A scary situation is developing in the southern Atlantic Ocean, as iceberg A68a is now within striking distance of South Georgia island. Alarmed by the turn of events, a team of scientists is heading out to investigate the ways in which this gigantic iceberg might affect the local wildlife.
When we last reported on this story on November 27, things were looking up, as iceberg A68a appeared to be rotating and potentially drifting westward, away from South Georgia. Plenty has changed since then, with new satellite images showing the iceberg a mere 46 miles (75 km) southwest of the British Overseas Territory, which is more than 100 miles (160 km) closer than it was just three weeks ago.
So close is the iceberg to South Georgia right now that portions of it may have already passed over or collided with the island’s shallow submarine shelf, as this topographic map (below) shows.
Indeed, the big fear is that A68a—currently the world’s largest iceberg—will scrape its way along the bottom of the seafloor and become lodged in place, possibly for years to come. Biologists worry about the effects this merger might have on the local wildlife, including penguins’ ability to source food.
“The iceberg is going to cause devastation to the sea floor by scouring the seabed communities of sponges, brittle stars, worms and sea-urchins, so decreasing biodiversity. These communities help store large amounts of carbon in their body tissue and surrounding sediment,” explained British Antarctic Survey ecologist Geraint Tarling in a statement. “Destruction by the iceberg will release this stored carbon back into the water and, potentially, the atmosphere, which would be a further negative impact.”
A68a broke free from Antarctica’s Larsen C Ice Shelf in July 2017 and has been drifting aimlessly ever since. According to the latest figures, the iceberg now measures 1,500 square miles (3,900 square kilometres) in area and 87 miles (140 km) in length. The huge scale of the iceberg is painfully evident in satellite images, as it can now be seen juxtaposed with the island. A68a isn’t very thick, measuring around 650 feet (200 meters) in depth, which matches some of the shallower areas along the island’s shelf.
Over the past several days, the iceberg, shaped like a pointing finger, has been moving clockwise. The northern, wider end of the object appears to have drifted over the shelf and into shallow waters. Klaus Strübing, a scientist with the International Ice Charting Group, fears the iceberg may be grounded, as reported by NASA’s Earth Observatory.

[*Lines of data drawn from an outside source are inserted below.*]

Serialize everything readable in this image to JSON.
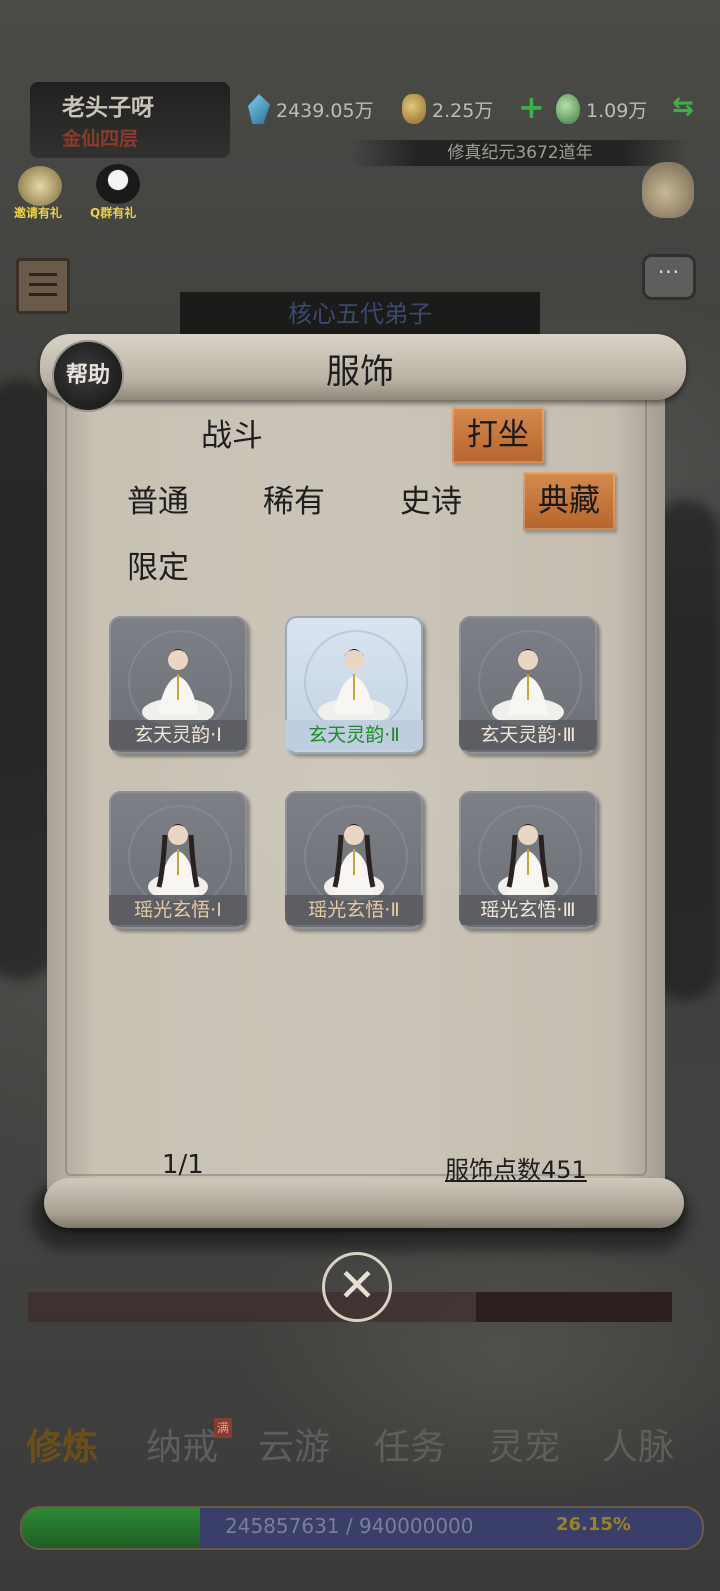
{
  "header": {
    "player_name": "老头子呀",
    "player_rank": "金仙四层",
    "resources": [
      {
        "icon": "spirit-stone-icon",
        "value": "2439.05万"
      },
      {
        "icon": "gold-pouch-icon",
        "value": "2.25万"
      },
      {
        "icon": "jade-gourd-icon",
        "value": "1.09万"
      }
    ],
    "era": "修真纪元3672道年",
    "side_buttons": [
      "邀请有礼",
      "Q群有礼"
    ],
    "chat_label": "···"
  },
  "background": {
    "disciple_banner": "核心五代弟子"
  },
  "dialog": {
    "help_label": "帮助",
    "title": "服饰",
    "mode_tabs": [
      {
        "label": "战斗",
        "active": false
      },
      {
        "label": "打坐",
        "active": true
      }
    ],
    "rarity_tabs": [
      {
        "label": "普通",
        "active": false
      },
      {
        "label": "稀有",
        "active": false
      },
      {
        "label": "史诗",
        "active": false
      },
      {
        "label": "典藏",
        "active": true
      },
      {
        "label": "限定",
        "active": false
      }
    ],
    "costumes": [
      {
        "name": "玄天灵韵·Ⅰ",
        "selected": false
      },
      {
        "name": "玄天灵韵·Ⅱ",
        "selected": true
      },
      {
        "name": "玄天灵韵·Ⅲ",
        "selected": false
      },
      {
        "name": "瑶光玄悟·Ⅰ",
        "selected": false
      },
      {
        "name": "瑶光玄悟·Ⅱ",
        "selected": false
      },
      {
        "name": "瑶光玄悟·Ⅲ",
        "selected": false
      }
    ],
    "page_indicator": "1/1",
    "costume_points": "服饰点数451",
    "close_icon": "close-circle-icon"
  },
  "bottom_nav": {
    "items": [
      {
        "label": "修炼",
        "active": true
      },
      {
        "label": "纳戒",
        "active": false
      },
      {
        "label": "云游",
        "active": false
      },
      {
        "label": "任务",
        "active": false
      },
      {
        "label": "灵宠",
        "active": false
      },
      {
        "label": "人脉",
        "active": false
      }
    ],
    "badge": "满"
  },
  "experience": {
    "text": "245857631 / 940000000",
    "percent": "26.15%",
    "fraction": 0.2615
  }
}
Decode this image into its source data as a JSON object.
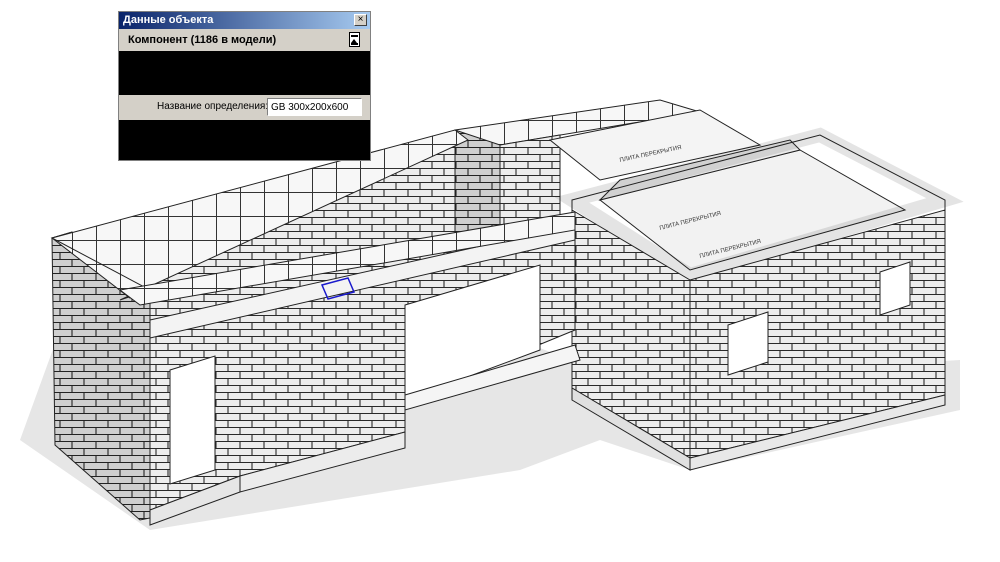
{
  "entity_info": {
    "title": "Данные объекта",
    "close_glyph": "×",
    "component_header": "Компонент (1186 в модели)",
    "definition_label": "Название определения:",
    "definition_value": "GB 300x200x600"
  },
  "colors": {
    "titlebar_start": "#0a246a",
    "titlebar_end": "#a6caf0",
    "dialog_face": "#d4d0c8",
    "selection": "#1a1acc",
    "shadow": "#e6e6e6"
  },
  "icons": [
    "close-icon",
    "collapse-panel-icon"
  ]
}
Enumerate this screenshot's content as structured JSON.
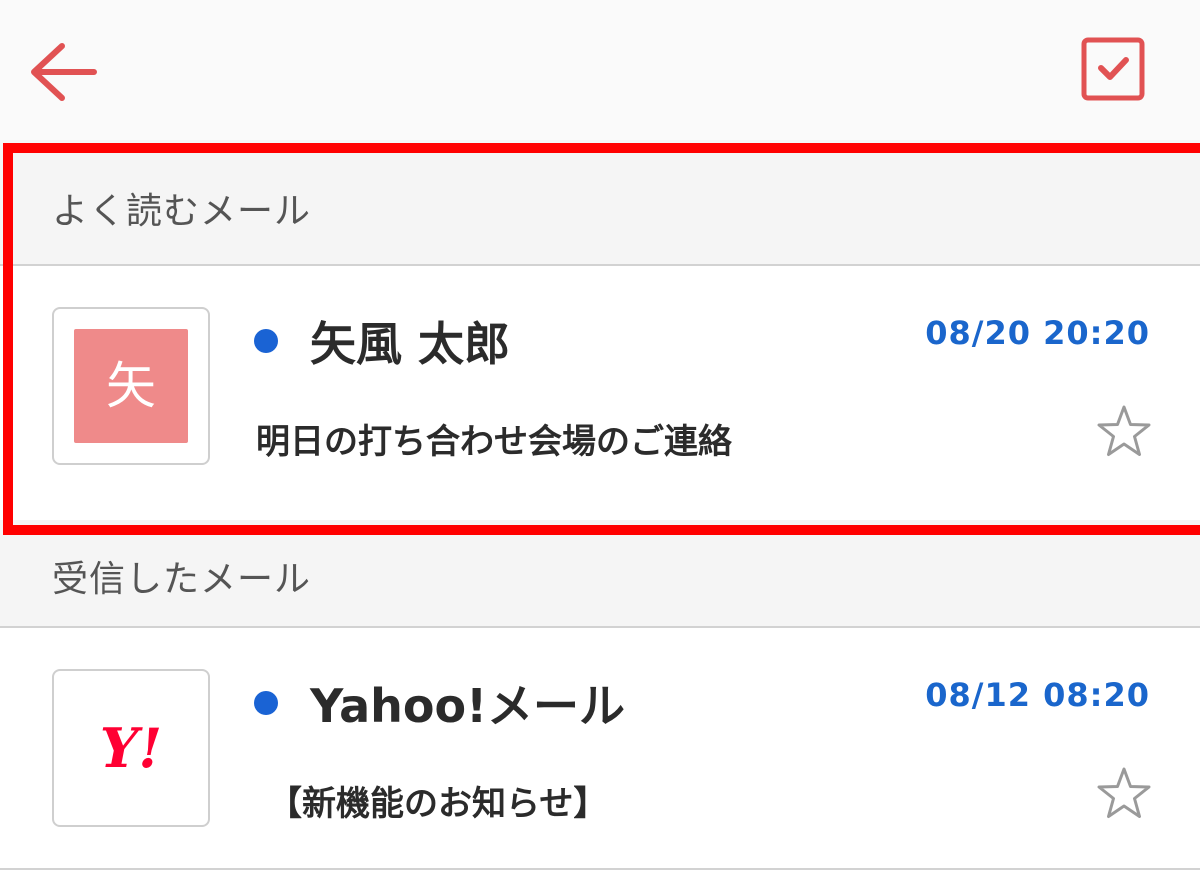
{
  "toolbar": {
    "back_icon": "arrow-left-icon",
    "select_icon": "checkbox-checked-icon",
    "accent_color": "#e15253"
  },
  "sections": {
    "frequent": {
      "label": "よく読むメール"
    },
    "received": {
      "label": "受信したメール"
    }
  },
  "mails": [
    {
      "sender": "矢風 太郎",
      "avatar_initial": "矢",
      "avatar_color": "#ef8a8a",
      "subject": "明日の打ち合わせ会場のご連絡",
      "date": "08/20 20:20",
      "unread": true,
      "starred": false
    },
    {
      "sender": "Yahoo!メール",
      "avatar_logo": "Y!",
      "avatar_logo_color": "#ff0033",
      "subject": "【新機能のお知らせ】",
      "date": "08/12 08:20",
      "unread": true,
      "starred": false
    }
  ],
  "colors": {
    "unread_dot": "#1a63d4",
    "date_text": "#1a66cc",
    "highlight": "#ff0000"
  }
}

As of December 13, parts of A68a are in waters measuring just 250 feet (76 meters) deep. Only “time will tell” if the iceberg will dislodge itself onto the shelf, “or if the region’s complex ocean currents will carry the berg back out to sea and around the island,” according to a NASA Earth Observatory blog post.
Strübing’s observations show that A68a has made a wacky journey since calving three years ago. It has been oscillating between a counterclockwise and clockwise spin, moves in fits and starts, and travels with no sense of purpose, sometimes in a straight line and sometimes in circles. As NASA points out, A68a’s path is not unlike the one taken by iceberg A43b in 2004; that berg stalled in a similar location, hung out for a few months, and then resumed its journey around the island.
Anxious to learn more about the situation, the BAS is organizing an expedition to visit the iceberg in the southern Atlantic Ocean. The team will travel aboard the RRS James Cook, which is managed by the UK’s National Oceanography Centre. Over the next several months, the scientists will evaluate the ecological impact of melting freshwater coming off the berg and potential disruptions to penguins, seals, whales, and the local fishing industry.
To that end, the team will deploy a pair of 5-foot-long (1.5-meter) robotic gliders, which will collect valuable information about the sea water on either side of the berg, such as salinity, temperature, and chlorophyll. The BAS scientists will also measure the amount of plankton in the water and then compare the data to historical records.
But it’s not all bad. Melting icebergs deliver copious amounts of dust into the ocean, which serves to fertilize ocean plankton—a critical component of the food web.
This is all quite incredible, as the saga of iceberg A68a continues to unfold. This gigantic chunk of ice, even three years into its stint, still has stories to tell.